[Collection entries]
+-------+

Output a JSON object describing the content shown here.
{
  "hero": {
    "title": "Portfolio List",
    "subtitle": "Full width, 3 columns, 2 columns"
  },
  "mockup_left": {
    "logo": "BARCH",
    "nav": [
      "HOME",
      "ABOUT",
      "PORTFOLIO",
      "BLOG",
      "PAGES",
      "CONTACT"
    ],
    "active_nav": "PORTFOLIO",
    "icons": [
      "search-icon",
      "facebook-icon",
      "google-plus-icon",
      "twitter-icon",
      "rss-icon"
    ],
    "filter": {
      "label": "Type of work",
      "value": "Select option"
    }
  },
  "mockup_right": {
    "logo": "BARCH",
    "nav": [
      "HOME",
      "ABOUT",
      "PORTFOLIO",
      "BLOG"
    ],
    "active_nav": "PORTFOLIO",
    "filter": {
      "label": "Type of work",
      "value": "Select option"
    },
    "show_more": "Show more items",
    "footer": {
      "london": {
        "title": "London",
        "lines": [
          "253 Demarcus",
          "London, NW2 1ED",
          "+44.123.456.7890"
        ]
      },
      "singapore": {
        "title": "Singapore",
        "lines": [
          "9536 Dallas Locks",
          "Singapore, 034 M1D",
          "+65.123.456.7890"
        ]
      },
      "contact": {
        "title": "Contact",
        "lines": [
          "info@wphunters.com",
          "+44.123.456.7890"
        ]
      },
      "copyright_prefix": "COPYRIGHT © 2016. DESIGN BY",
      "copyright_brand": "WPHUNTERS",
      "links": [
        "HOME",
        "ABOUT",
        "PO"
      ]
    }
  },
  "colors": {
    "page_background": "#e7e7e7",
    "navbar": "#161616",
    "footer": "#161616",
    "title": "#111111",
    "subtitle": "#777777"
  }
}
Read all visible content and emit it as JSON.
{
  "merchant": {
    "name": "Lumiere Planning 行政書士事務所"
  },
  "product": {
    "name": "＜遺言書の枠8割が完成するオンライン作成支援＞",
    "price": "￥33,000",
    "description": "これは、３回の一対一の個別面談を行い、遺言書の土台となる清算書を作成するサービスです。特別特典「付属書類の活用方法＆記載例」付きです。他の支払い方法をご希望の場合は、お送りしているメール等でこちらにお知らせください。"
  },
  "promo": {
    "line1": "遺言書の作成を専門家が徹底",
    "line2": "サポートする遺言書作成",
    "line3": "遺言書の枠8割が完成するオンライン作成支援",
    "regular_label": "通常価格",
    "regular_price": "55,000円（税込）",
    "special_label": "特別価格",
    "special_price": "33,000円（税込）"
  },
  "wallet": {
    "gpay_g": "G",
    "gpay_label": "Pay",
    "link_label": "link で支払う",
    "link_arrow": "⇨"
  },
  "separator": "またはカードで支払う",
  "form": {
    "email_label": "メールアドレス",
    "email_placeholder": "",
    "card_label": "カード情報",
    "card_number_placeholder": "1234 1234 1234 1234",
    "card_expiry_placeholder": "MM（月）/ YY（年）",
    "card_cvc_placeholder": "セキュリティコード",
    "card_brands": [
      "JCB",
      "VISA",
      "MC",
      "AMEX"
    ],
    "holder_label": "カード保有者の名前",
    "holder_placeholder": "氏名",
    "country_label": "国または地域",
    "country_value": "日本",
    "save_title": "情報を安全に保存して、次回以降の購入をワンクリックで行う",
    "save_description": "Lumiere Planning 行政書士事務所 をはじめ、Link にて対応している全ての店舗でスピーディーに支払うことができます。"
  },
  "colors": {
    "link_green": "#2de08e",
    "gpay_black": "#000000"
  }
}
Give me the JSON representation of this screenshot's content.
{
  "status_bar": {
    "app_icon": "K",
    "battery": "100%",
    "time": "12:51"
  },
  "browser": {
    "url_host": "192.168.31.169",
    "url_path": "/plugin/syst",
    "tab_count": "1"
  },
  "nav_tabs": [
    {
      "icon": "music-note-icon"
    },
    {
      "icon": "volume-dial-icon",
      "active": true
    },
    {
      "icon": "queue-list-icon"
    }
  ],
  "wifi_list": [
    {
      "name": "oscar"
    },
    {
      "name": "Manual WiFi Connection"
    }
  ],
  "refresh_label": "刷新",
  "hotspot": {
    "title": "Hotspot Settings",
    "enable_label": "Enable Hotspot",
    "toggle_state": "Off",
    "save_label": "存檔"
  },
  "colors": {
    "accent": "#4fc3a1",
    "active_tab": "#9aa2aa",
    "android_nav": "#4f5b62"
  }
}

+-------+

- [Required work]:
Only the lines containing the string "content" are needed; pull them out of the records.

- [The completed task]:
Output a JSON object describing the content shown here.
Read all visible content and emit it as JSON.
Give me the JSON representation of this screenshot's content.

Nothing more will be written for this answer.